The most popular listings on Brownstoner this week include a rarely available Vinegar Hill property, a standalone in Propsect Lefferts Gardens and an income restricted co-op in Clinton Hill.
The most popular listings on Brownstoner this week include a row house in Prospect Lefferts Gardens, a brownstone in Clinton Hill and a condo in Park Slope.
An incredibly intact 18th century farmhouse, the Wyckoff-Bennett House, has slipped onto the market for the first time in decades.
In case you missed it, the New York Times ran a great slideshow revealing the interiors of the historic Wyckoff-Bennett Homestead at East 22nd Street and Avenue P. The best-preserved and most beautiful of the Dutch Colonial farmhouses in the area, the Wyckoff-Bennett house is still privately owned by the couple that purchased it for $160,000 in 1983. What a trip!
Great Slideshow of Wyckoff-Bennett Homestead [NY Times]
Photo by wallyg
I received a few lists of favorite buildings from readers, and will be reporting on the ones that I can, this month. A couple requests are worthy of entire posts, so if I run out of space in December, they will most certainly appear in 2010.

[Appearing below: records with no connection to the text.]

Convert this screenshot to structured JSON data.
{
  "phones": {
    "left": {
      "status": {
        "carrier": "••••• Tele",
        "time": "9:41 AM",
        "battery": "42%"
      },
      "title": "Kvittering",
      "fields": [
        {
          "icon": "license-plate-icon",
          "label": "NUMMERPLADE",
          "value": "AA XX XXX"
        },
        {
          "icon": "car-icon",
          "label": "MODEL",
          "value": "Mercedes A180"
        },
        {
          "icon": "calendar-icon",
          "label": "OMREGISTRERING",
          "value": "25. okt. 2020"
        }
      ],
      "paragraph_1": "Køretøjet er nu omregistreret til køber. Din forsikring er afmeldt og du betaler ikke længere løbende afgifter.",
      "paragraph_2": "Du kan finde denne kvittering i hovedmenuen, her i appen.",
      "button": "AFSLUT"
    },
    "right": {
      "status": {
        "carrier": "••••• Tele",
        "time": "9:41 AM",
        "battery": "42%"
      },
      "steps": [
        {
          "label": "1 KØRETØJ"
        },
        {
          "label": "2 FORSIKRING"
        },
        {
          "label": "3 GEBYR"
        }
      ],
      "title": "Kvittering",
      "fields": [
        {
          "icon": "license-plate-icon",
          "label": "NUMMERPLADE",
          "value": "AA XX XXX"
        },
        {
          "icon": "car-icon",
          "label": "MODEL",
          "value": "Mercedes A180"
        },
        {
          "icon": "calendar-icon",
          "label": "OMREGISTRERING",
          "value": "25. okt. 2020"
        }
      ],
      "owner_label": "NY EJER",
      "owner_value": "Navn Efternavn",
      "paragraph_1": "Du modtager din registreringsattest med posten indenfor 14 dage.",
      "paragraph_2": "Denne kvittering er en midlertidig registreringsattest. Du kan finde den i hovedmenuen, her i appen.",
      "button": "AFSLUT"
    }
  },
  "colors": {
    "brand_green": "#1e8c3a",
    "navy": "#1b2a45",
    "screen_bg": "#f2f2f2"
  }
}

Today’s favorite houses are from Joe from Brooklyn and Lisa the City Planner. They are both important and rare remnants of Brooklyn’s Dutch past, and our borough’s agrarian history.
The Hendrick I. Lott House is in Marine Park, at 1940 E. 36th St. it is hailed as one of the finest examples of Dutch Colonial farmhouse architecture in New York City.
Charles Ditmas, writing in his Historic Homesteads of Kings County at the turn of the 20th century, called the house the finest house in all of Kings County. The white clapboard house was built in 1800 by Hendrick I. Lott, incorporating part of his grandfather’s 1720 house as the kitchen wing.
The Lott family immigrated to Brooklyn from Holland in 1652, and was a prosperous and successful farming family. The house was originally surrounded by landscaped grounds and gardens, and had barns, sheds and other outbuildings on the estate.
Like most farmers in Brooklyn at this time, the Lott’s had slaves and indentured people working on the farm. In 1805, the Lott’s freed their twelve slaves, and hired them back as workers. Historians surmise the family must have been ardent Abolitionists, as evidence of a closet within a closet, large enough for two people, and other evidence of Underground Railroad activity were discovered.
The hidden closet was a family secret passed down through the last Lott to live in the house.